* EXERCISE DIRECTIONS:
Exact copy, no pictures: restate each entry below word for word.

Interface dataset entries
================================

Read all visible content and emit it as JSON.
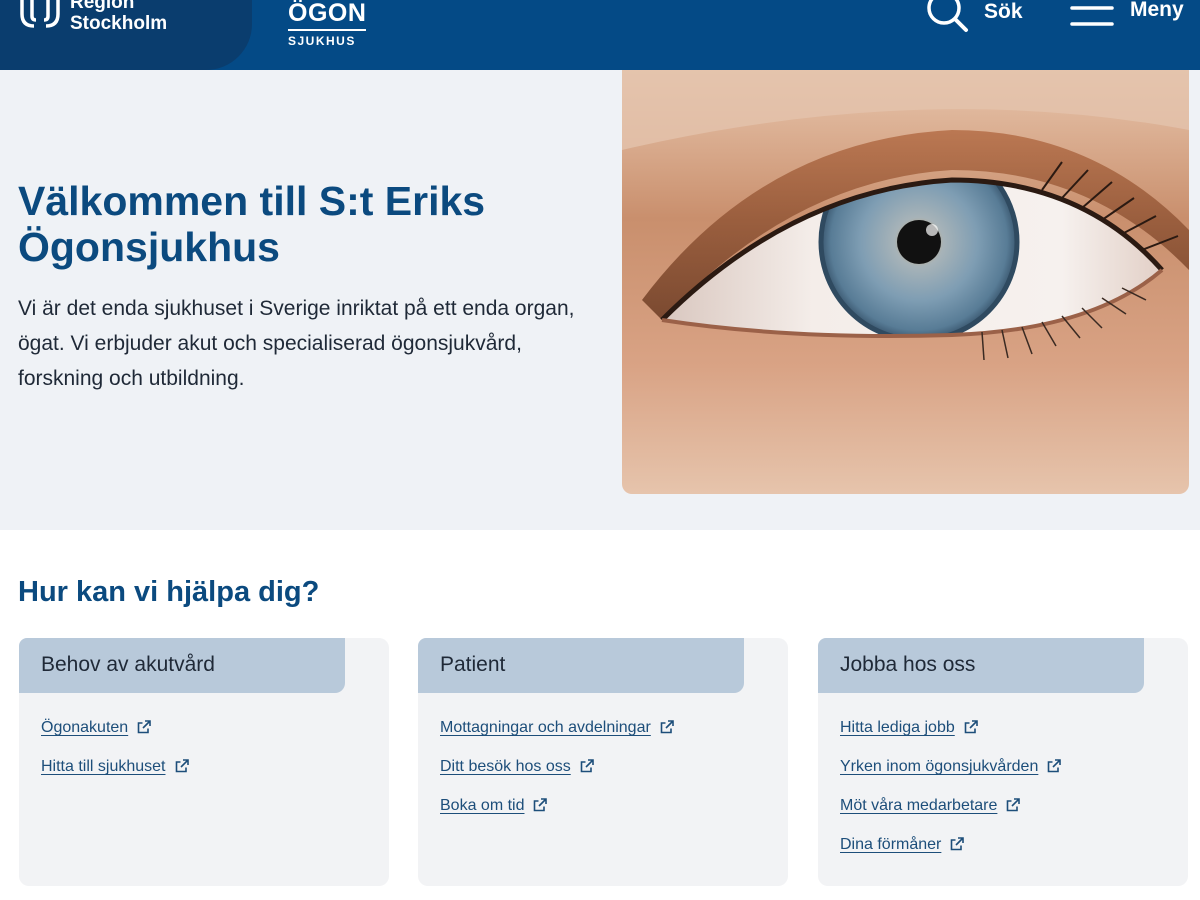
{
  "header": {
    "logo_line1": "Region",
    "logo_line2": "Stockholm",
    "brand_top": "ÖGON",
    "brand_bottom": "SJUKHUS",
    "search_label": "Sök",
    "menu_label": "Meny",
    "colors": {
      "bar": "#044a86",
      "logo_block": "#0a3d6e"
    }
  },
  "hero": {
    "title": "Välkommen till S:t Eriks Ögonsjukhus",
    "text": "Vi är det enda sjukhuset i Sverige inriktat på ett enda organ, ögat. Vi erbjuder akut och specialiserad ögonsjukvård, forskning och utbildning."
  },
  "help": {
    "title": "Hur kan vi hjälpa dig?",
    "cards": [
      {
        "title": "Behov av akutvård",
        "links": [
          "Ögonakuten",
          "Hitta till sjukhuset"
        ]
      },
      {
        "title": "Patient",
        "links": [
          "Mottagningar och avdelningar",
          "Ditt besök hos oss",
          "Boka om tid"
        ]
      },
      {
        "title": "Jobba hos oss",
        "links": [
          "Hitta lediga jobb",
          "Yrken inom ögonsjukvården",
          "Möt våra medarbetare",
          "Dina förmåner"
        ]
      }
    ]
  },
  "icons": {
    "search": "search-icon",
    "menu": "hamburger-menu-icon",
    "external": "external-link-icon"
  }
}
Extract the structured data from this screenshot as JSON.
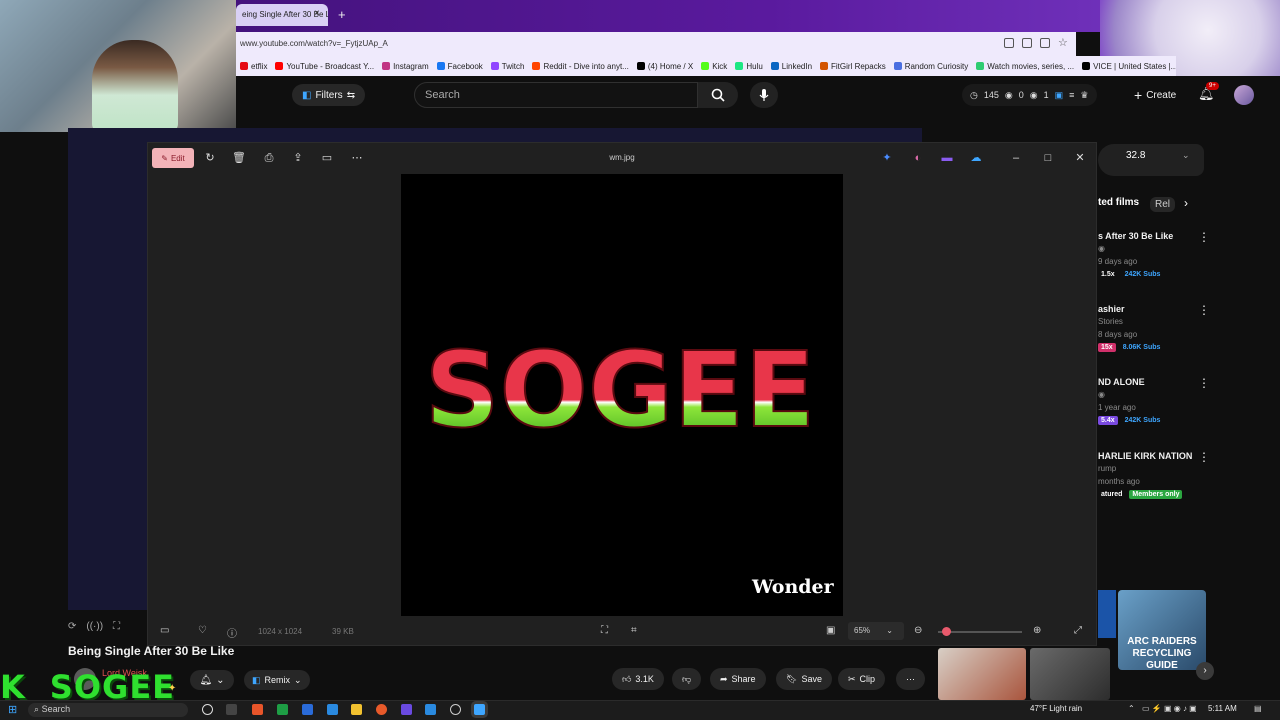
{
  "browser": {
    "tab_title": "eing Single After 30 Be L",
    "tab_close": "×",
    "new_tab": "+",
    "url": "www.youtube.com/watch?v=_FytjzUAp_A",
    "bookmarks": [
      {
        "label": "etflix",
        "color": "#e50914"
      },
      {
        "label": "YouTube - Broadcast Y...",
        "color": "#ff0000"
      },
      {
        "label": "Instagram",
        "color": "#c13584"
      },
      {
        "label": "Facebook",
        "color": "#1877f2"
      },
      {
        "label": "Twitch",
        "color": "#9146ff"
      },
      {
        "label": "Reddit - Dive into anyt...",
        "color": "#ff4500"
      },
      {
        "label": "(4) Home / X",
        "color": "#000000"
      },
      {
        "label": "Kick",
        "color": "#53fc18"
      },
      {
        "label": "Hulu",
        "color": "#1ce783"
      },
      {
        "label": "LinkedIn",
        "color": "#0a66c2"
      },
      {
        "label": "FitGirl Repacks",
        "color": "#d35400"
      },
      {
        "label": "Random Curiosity",
        "color": "#4a6ee0"
      },
      {
        "label": "Watch movies, series, ...",
        "color": "#2ecc71"
      },
      {
        "label": "VICE | United States |...",
        "color": "#000000"
      }
    ]
  },
  "youtube": {
    "filters_label": "Filters",
    "search_placeholder": "Search",
    "stats": {
      "views": "145",
      "comments": "0",
      "other": "1"
    },
    "create_label": "Create",
    "notif_badge": "9+"
  },
  "viewer": {
    "edit_label": "Edit",
    "filename": "wm.jpg",
    "image_text": "SOGEE",
    "watermark": "Wonder",
    "dimensions": "1024 x 1024",
    "filesize": "39 KB",
    "zoom": "65%",
    "zoom_level": 0.1
  },
  "sidebar": {
    "top_value": "32.8",
    "chip_related": "ted films",
    "chip_re": "Rel",
    "recs": [
      {
        "title": "s After 30 Be Like",
        "meta1": "",
        "meta2": "9 days ago",
        "tag1": "1.5x",
        "tag1_color": "#ffffff",
        "tag2": "242K Subs",
        "tag2_color": "#3ea6ff"
      },
      {
        "title": "ashier",
        "meta1": "Stories",
        "meta2": "8 days ago",
        "tag1": "15x",
        "tag1_color": "#ff4e8a",
        "tag2": "8.06K Subs",
        "tag2_color": "#3ea6ff"
      },
      {
        "title": "ND ALONE",
        "meta1": "",
        "meta2": "1 year ago",
        "tag1": "5.4x",
        "tag1_color": "#9a6bff",
        "tag2": "242K Subs",
        "tag2_color": "#3ea6ff"
      },
      {
        "title": "HARLIE KIRK NATION",
        "meta1": "rump",
        "meta2": "months ago",
        "tag1": "atured",
        "tag1_color": "#ffffff",
        "tag2": "Members only",
        "tag2_color": "#2ba640"
      }
    ],
    "arc_text": "ARC RAIDERS RECYCLING GUIDE"
  },
  "video": {
    "title": "Being Single After 30 Be Like",
    "channel": "Lord Weisk",
    "overlay_text": "SOGEE",
    "overlay_k": "K",
    "remix_label": "Remix",
    "likes": "3.1K",
    "share_label": "Share",
    "save_label": "Save",
    "clip_label": "Clip"
  },
  "taskbar": {
    "search_label": "Search",
    "weather": "47°F  Light rain",
    "time": "5:11 AM"
  }
}
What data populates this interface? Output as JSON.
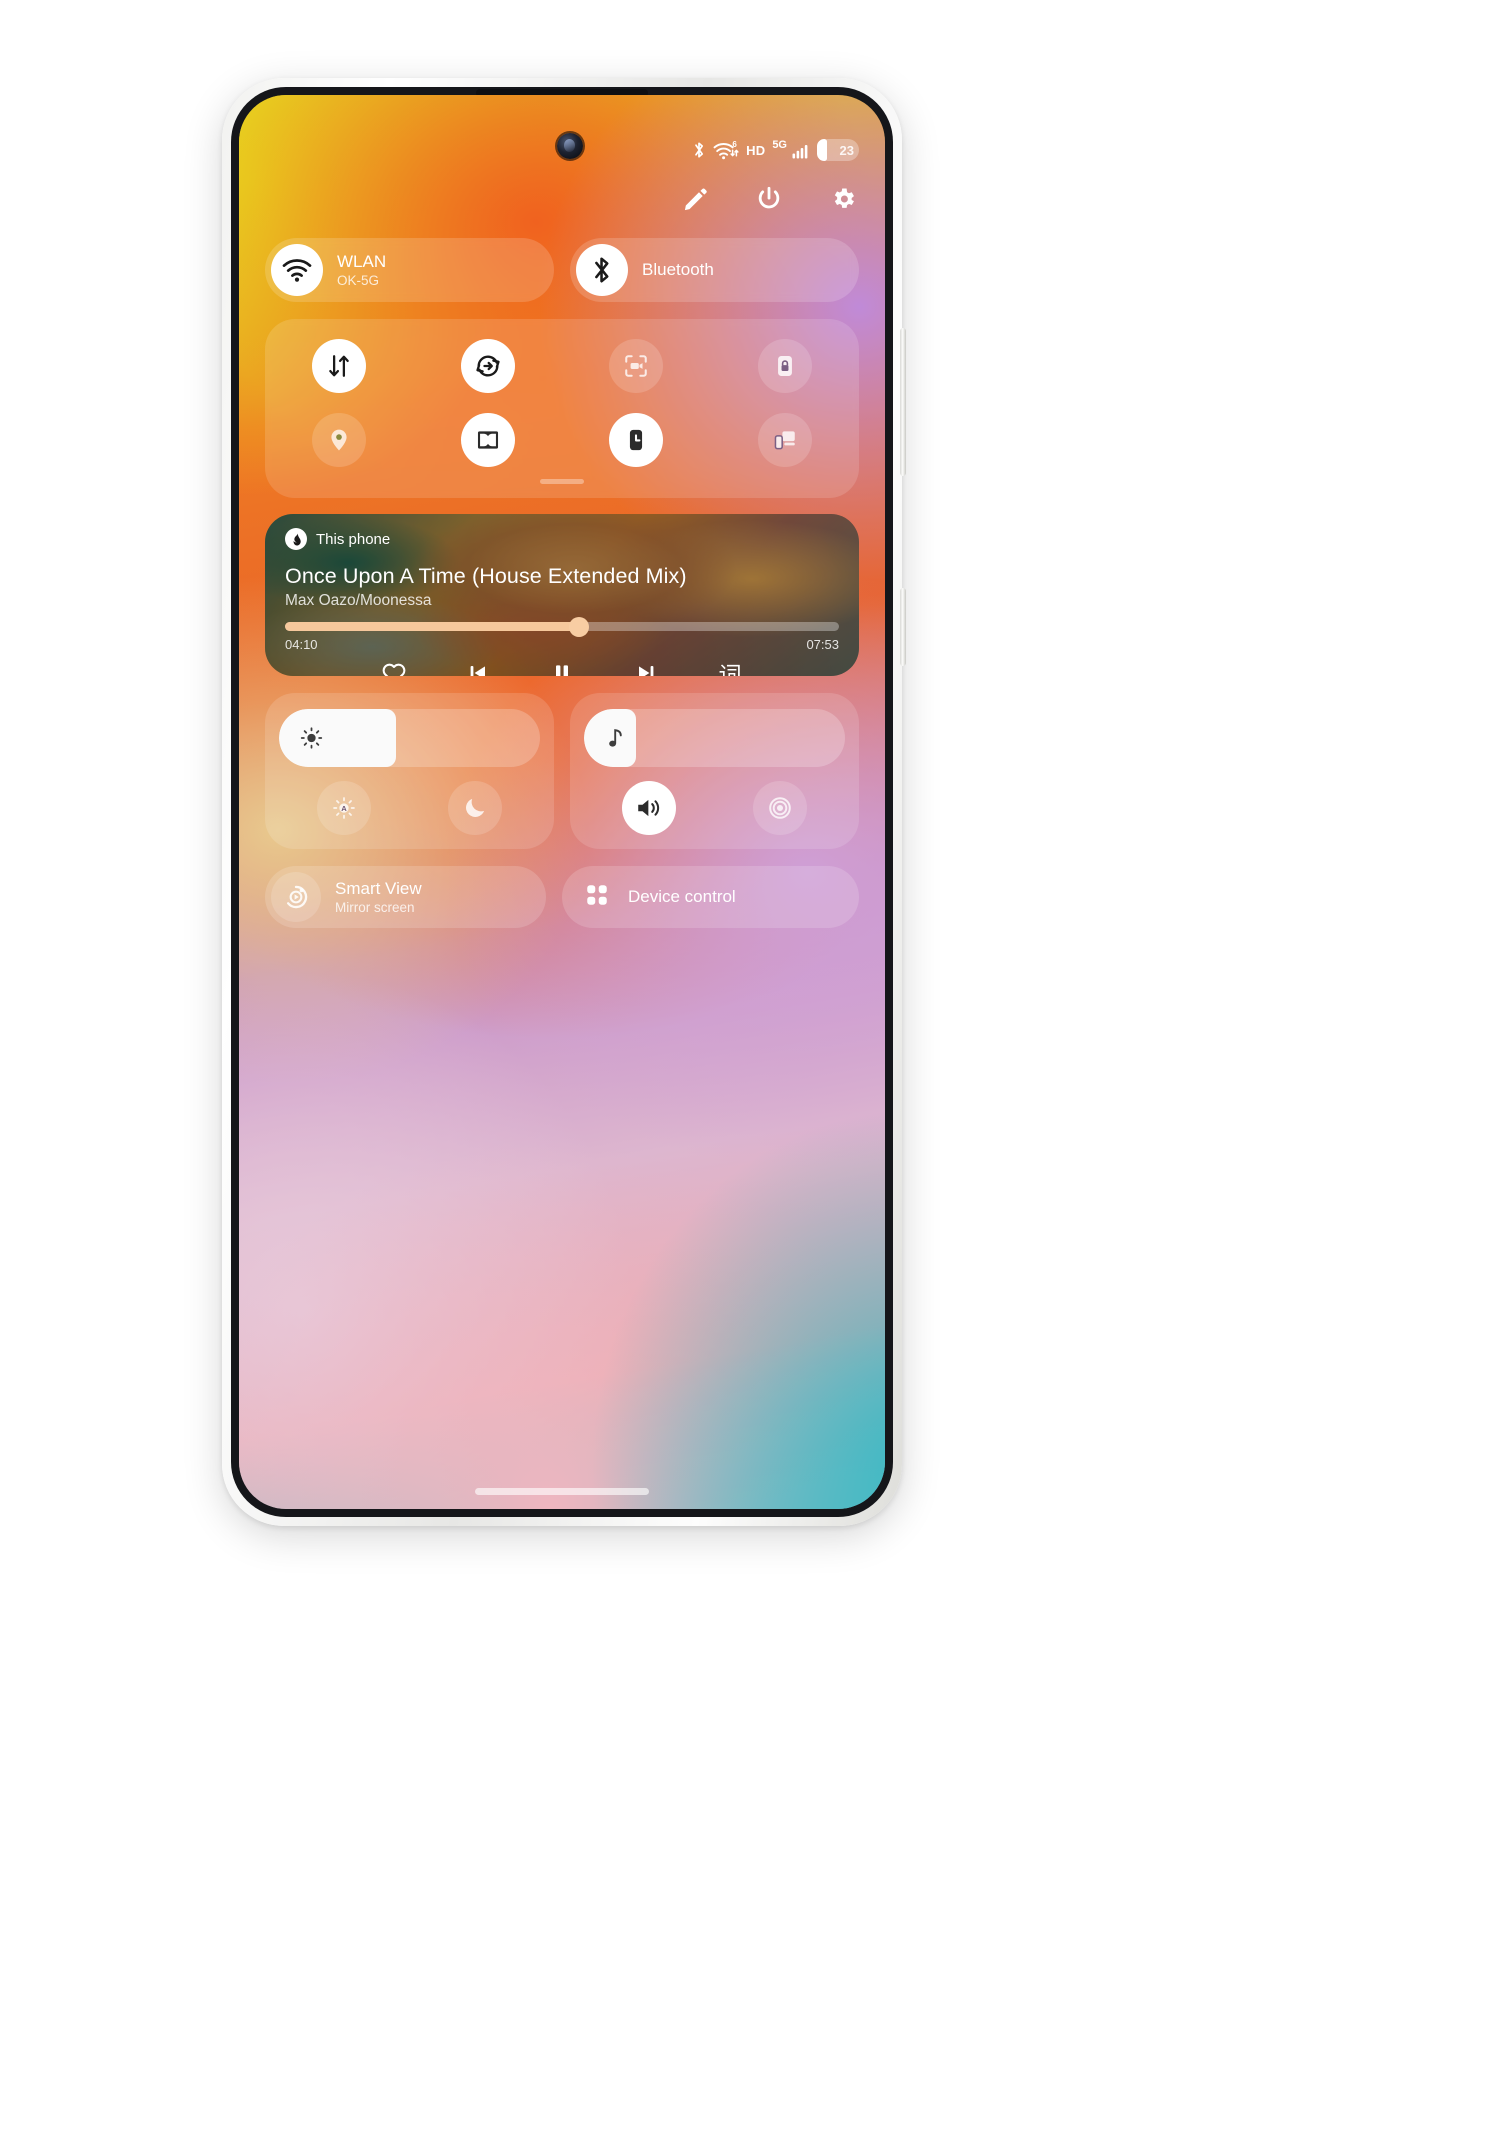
{
  "statusbar": {
    "bluetooth_icon": "bluetooth-icon",
    "wifi_icon": "wifi-6-data-icon",
    "wifi_generation": "6",
    "hd_label": "HD",
    "network_label": "5G",
    "signal_icon": "signal-bars-icon",
    "battery_percent": "23"
  },
  "header": {
    "edit_label": "edit-pencil",
    "power_label": "power",
    "settings_label": "settings"
  },
  "quick_tiles": [
    {
      "name": "wlan",
      "title": "WLAN",
      "subtitle": "OK-5G",
      "icon": "wifi-icon",
      "active": true
    },
    {
      "name": "bluetooth",
      "title": "Bluetooth",
      "subtitle": "",
      "icon": "bluetooth-icon",
      "active": true
    }
  ],
  "toggles": [
    {
      "name": "mobile-data",
      "icon": "data-transfer-icon",
      "active": true
    },
    {
      "name": "auto-rotate",
      "icon": "auto-rotate-icon",
      "active": true
    },
    {
      "name": "screen-recorder",
      "icon": "screen-recorder-icon",
      "active": false
    },
    {
      "name": "screen-lock",
      "icon": "lock-icon",
      "active": false
    },
    {
      "name": "location",
      "icon": "location-pin-icon",
      "active": false
    },
    {
      "name": "dolby-atmos",
      "icon": "dolby-icon",
      "active": true
    },
    {
      "name": "screen-time",
      "icon": "clock-icon",
      "active": true
    },
    {
      "name": "screen-cast",
      "icon": "multi-screen-icon",
      "active": false
    }
  ],
  "media": {
    "source_label": "This phone",
    "source_icon": "music-app-icon",
    "title": "Once Upon A Time (House Extended Mix)",
    "artist": "Max Oazo/Moonessa",
    "elapsed": "04:10",
    "duration": "07:53",
    "progress_percent": 53,
    "controls": [
      {
        "name": "favorite-button",
        "icon": "heart-icon"
      },
      {
        "name": "previous-button",
        "icon": "previous-track-icon"
      },
      {
        "name": "pause-button",
        "icon": "pause-icon"
      },
      {
        "name": "next-button",
        "icon": "next-track-icon"
      },
      {
        "name": "lyrics-button",
        "icon": "lyrics-icon",
        "glyph": "词"
      }
    ]
  },
  "sliders": {
    "brightness": {
      "name": "brightness-slider",
      "icon": "brightness-icon",
      "value_percent": 45,
      "buttons": [
        {
          "name": "auto-brightness",
          "icon": "auto-brightness-icon",
          "active": false
        },
        {
          "name": "dark-mode",
          "icon": "moon-icon",
          "active": false
        }
      ]
    },
    "volume": {
      "name": "volume-slider",
      "icon": "music-note-icon",
      "value_percent": 20,
      "buttons": [
        {
          "name": "sound-mode",
          "icon": "speaker-icon",
          "active": true
        },
        {
          "name": "vibration-mode",
          "icon": "vibration-icon",
          "active": false
        }
      ]
    }
  },
  "bottom_tiles": [
    {
      "name": "smart-view",
      "title": "Smart View",
      "subtitle": "Mirror screen",
      "icon": "smart-view-icon"
    },
    {
      "name": "device-control",
      "title": "Device control",
      "subtitle": "",
      "icon": "grid-dots-icon"
    }
  ]
}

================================

* EXERCISE SOLUTION:
Read all visible content and emit it as JSON.
{
  "header": {
    "logo_line1": "Region",
    "logo_line2": "Stockholm",
    "brand_top": "ÖGON",
    "brand_bottom": "SJUKHUS",
    "search_label": "Sök",
    "menu_label": "Meny",
    "colors": {
      "bar": "#044a86",
      "logo_block": "#0a3d6e"
    }
  },
  "hero": {
    "title": "Välkommen till S:t Eriks Ögonsjukhus",
    "text": "Vi är det enda sjukhuset i Sverige inriktat på ett enda organ, ögat. Vi erbjuder akut och specialiserad ögonsjukvård, forskning och utbildning."
  },
  "help": {
    "title": "Hur kan vi hjälpa dig?",
    "cards": [
      {
        "title": "Behov av akutvård",
        "links": [
          "Ögonakuten",
          "Hitta till sjukhuset"
        ]
      },
      {
        "title": "Patient",
        "links": [
          "Mottagningar och avdelningar",
          "Ditt besök hos oss",
          "Boka om tid"
        ]
      },
      {
        "title": "Jobba hos oss",
        "links": [
          "Hitta lediga jobb",
          "Yrken inom ögonsjukvården",
          "Möt våra medarbetare",
          "Dina förmåner"
        ]
      }
    ]
  },
  "icons": {
    "search": "search-icon",
    "menu": "hamburger-menu-icon",
    "external": "external-link-icon"
  }
}
Extract the structured data from this screenshot as JSON.
{
  "browser": {
    "tab_title": "eing Single After 30 Be L",
    "tab_close": "×",
    "new_tab": "+",
    "url": "www.youtube.com/watch?v=_FytjzUAp_A",
    "bookmarks": [
      {
        "label": "etflix",
        "color": "#e50914"
      },
      {
        "label": "YouTube - Broadcast Y...",
        "color": "#ff0000"
      },
      {
        "label": "Instagram",
        "color": "#c13584"
      },
      {
        "label": "Facebook",
        "color": "#1877f2"
      },
      {
        "label": "Twitch",
        "color": "#9146ff"
      },
      {
        "label": "Reddit - Dive into anyt...",
        "color": "#ff4500"
      },
      {
        "label": "(4) Home / X",
        "color": "#000000"
      },
      {
        "label": "Kick",
        "color": "#53fc18"
      },
      {
        "label": "Hulu",
        "color": "#1ce783"
      },
      {
        "label": "LinkedIn",
        "color": "#0a66c2"
      },
      {
        "label": "FitGirl Repacks",
        "color": "#d35400"
      },
      {
        "label": "Random Curiosity",
        "color": "#4a6ee0"
      },
      {
        "label": "Watch movies, series, ...",
        "color": "#2ecc71"
      },
      {
        "label": "VICE | United States |...",
        "color": "#000000"
      }
    ]
  },
  "youtube": {
    "filters_label": "Filters",
    "search_placeholder": "Search",
    "stats": {
      "views": "145",
      "comments": "0",
      "other": "1"
    },
    "create_label": "Create",
    "notif_badge": "9+"
  },
  "viewer": {
    "edit_label": "Edit",
    "filename": "wm.jpg",
    "image_text": "SOGEE",
    "watermark": "Wonder",
    "dimensions": "1024 x 1024",
    "filesize": "39 KB",
    "zoom": "65%",
    "zoom_level": 0.1
  },
  "sidebar": {
    "top_value": "32.8",
    "chip_related": "ted films",
    "chip_re": "Rel",
    "recs": [
      {
        "title": "s After 30 Be Like",
        "meta1": "",
        "meta2": "9 days ago",
        "tag1": "1.5x",
        "tag1_color": "#ffffff",
        "tag2": "242K Subs",
        "tag2_color": "#3ea6ff"
      },
      {
        "title": "ashier",
        "meta1": "Stories",
        "meta2": "8 days ago",
        "tag1": "15x",
        "tag1_color": "#ff4e8a",
        "tag2": "8.06K Subs",
        "tag2_color": "#3ea6ff"
      },
      {
        "title": "ND ALONE",
        "meta1": "",
        "meta2": "1 year ago",
        "tag1": "5.4x",
        "tag1_color": "#9a6bff",
        "tag2": "242K Subs",
        "tag2_color": "#3ea6ff"
      },
      {
        "title": "HARLIE KIRK NATION",
        "meta1": "rump",
        "meta2": "months ago",
        "tag1": "atured",
        "tag1_color": "#ffffff",
        "tag2": "Members only",
        "tag2_color": "#2ba640"
      }
    ],
    "arc_text": "ARC RAIDERS RECYCLING GUIDE"
  },
  "video": {
    "title": "Being Single After 30 Be Like",
    "channel": "Lord Weisk",
    "overlay_text": "SOGEE",
    "overlay_k": "K",
    "remix_label": "Remix",
    "likes": "3.1K",
    "share_label": "Share",
    "save_label": "Save",
    "clip_label": "Clip"
  },
  "taskbar": {
    "search_label": "Search",
    "weather": "47°F  Light rain",
    "time": "5:11 AM"
  }
}
What data populates this interface? Output as JSON.
{
  "statusbar": {
    "bluetooth_icon": "bluetooth-icon",
    "wifi_icon": "wifi-6-data-icon",
    "wifi_generation": "6",
    "hd_label": "HD",
    "network_label": "5G",
    "signal_icon": "signal-bars-icon",
    "battery_percent": "23"
  },
  "header": {
    "edit_label": "edit-pencil",
    "power_label": "power",
    "settings_label": "settings"
  },
  "quick_tiles": [
    {
      "name": "wlan",
      "title": "WLAN",
      "subtitle": "OK-5G",
      "icon": "wifi-icon",
      "active": true
    },
    {
      "name": "bluetooth",
      "title": "Bluetooth",
      "subtitle": "",
      "icon": "bluetooth-icon",
      "active": true
    }
  ],
  "toggles": [
    {
      "name": "mobile-data",
      "icon": "data-transfer-icon",
      "active": true
    },
    {
      "name": "auto-rotate",
      "icon": "auto-rotate-icon",
      "active": true
    },
    {
      "name": "screen-recorder",
      "icon": "screen-recorder-icon",
      "active": false
    },
    {
      "name": "screen-lock",
      "icon": "lock-icon",
      "active": false
    },
    {
      "name": "location",
      "icon": "location-pin-icon",
      "active": false
    },
    {
      "name": "dolby-atmos",
      "icon": "dolby-icon",
      "active": true
    },
    {
      "name": "screen-time",
      "icon": "clock-icon",
      "active": true
    },
    {
      "name": "screen-cast",
      "icon": "multi-screen-icon",
      "active": false
    }
  ],
  "media": {
    "source_label": "This phone",
    "source_icon": "music-app-icon",
    "title": "Once Upon A Time (House Extended Mix)",
    "artist": "Max Oazo/Moonessa",
    "elapsed": "04:10",
    "duration": "07:53",
    "progress_percent": 53,
    "controls": [
      {
        "name": "favorite-button",
        "icon": "heart-icon"
      },
      {
        "name": "previous-button",
        "icon": "previous-track-icon"
      },
      {
        "name": "pause-button",
        "icon": "pause-icon"
      },
      {
        "name": "next-button",
        "icon": "next-track-icon"
      },
      {
        "name": "lyrics-button",
        "icon": "lyrics-icon",
        "glyph": "词"
      }
    ]
  },
  "sliders": {
    "brightness": {
      "name": "brightness-slider",
      "icon": "brightness-icon",
      "value_percent": 45,
      "buttons": [
        {
          "name": "auto-brightness",
          "icon": "auto-brightness-icon",
          "active": false
        },
        {
          "name": "dark-mode",
          "icon": "moon-icon",
          "active": false
        }
      ]
    },
    "volume": {
      "name": "volume-slider",
      "icon": "music-note-icon",
      "value_percent": 20,
      "buttons": [
        {
          "name": "sound-mode",
          "icon": "speaker-icon",
          "active": true
        },
        {
          "name": "vibration-mode",
          "icon": "vibration-icon",
          "active": false
        }
      ]
    }
  },
  "bottom_tiles": [
    {
      "name": "smart-view",
      "title": "Smart View",
      "subtitle": "Mirror screen",
      "icon": "smart-view-icon"
    },
    {
      "name": "device-control",
      "title": "Device control",
      "subtitle": "",
      "icon": "grid-dots-icon"
    }
  ]
}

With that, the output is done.